(Actually, now that I think about it, probably the best move to keep from overly disrupting the global economy would be for them to just license the fundamental technology and provide the needed vibranium to companies all over the world. In that sense, think of the WM Ingwe as a sort of low-volume reference vehicle, with versions of the basic tech produced by established carmakers, under license.)
The ICE motor would get things started, turning gasoline or diesel into kinetic energy that would start ‘charging’ the vibranium frame, which would then provide power output to the main electric motor driving the rear axles. Let’s say this is a Wakandan-designed motor, a scaled-down version of what they’re already making for their trains or mining equipment or hover-ship windshield wipers. Based on their technological prowess with this stuff, I imagine this could be a pretty potent motor, certainly comparable to what Teslas use. Let’s say it can produce a peak horsepower of 500, because why not.
Once in motion, the vibranium frame and body panels are collecting every bit of kinetic energy they encounter—the molecules of air that hit the body of the car will transfer their kinetic energy to the system, the vibrations of the road, the motions of the passengers inside, along with more traditional energy reclamation systems like regenerative braking.
Hell, if the car was sitting for a while, and you forgot to put fuel in the ICE motor, you could probably get a good 10 or 20 miles of range by just pounding on the hood with your fists for a few minutes.
Vibranium has been shown to be incredibly effective at harvesting ambient kinetic energy; a few minutes of ICE-assisted driving would likely be enough to charge the vibranium up to the point where you could travel for 200 to 300 miles before needing to restart the gas engine—perhaps more if it was windy, or if you, say, got caught in a rainstorm, with each raindrop adding a nice burst of energy to the car as it impacted the vibranium-alloy roof and hood.
What you’d have, essentially, is a hybrid car without the biggest disadvantage of a hybrid: the heavy, inefficient battery. The vibranium frame and body panels would be both an incredibly strong and safe structure for the car as well as all the energy storage the car needs.
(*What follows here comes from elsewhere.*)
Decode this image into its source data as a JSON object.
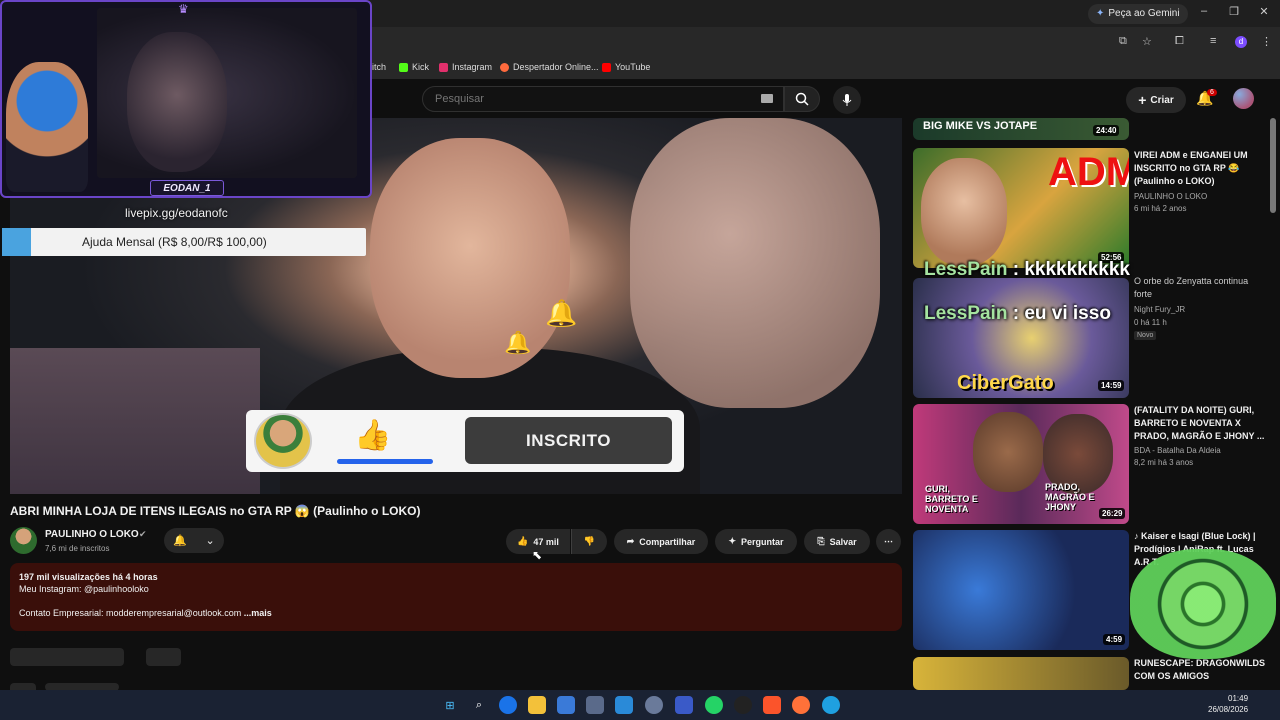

You could shave hundreds and hundreds of pounds from cars, eliminate the difficult and environmentally troubling mining of resources like lithium, and never worry about finding a charging station or if your battery pack is going to degrade to uselessness after 10 years.
With a car like this, the Wakandans could make every Prius (and likely Tesla) on the road obsolete overnight. Wakandan vibranium technology has the potential to make incredibly efficient automobiles without sacrificing range or performance. I can’t wait until we start seeing these things on the market—you’d have to be an idiot to buy anything that didn’t use Wakandan vibranium-based tech.
Oh, shit, right. This is fictional. Dammit.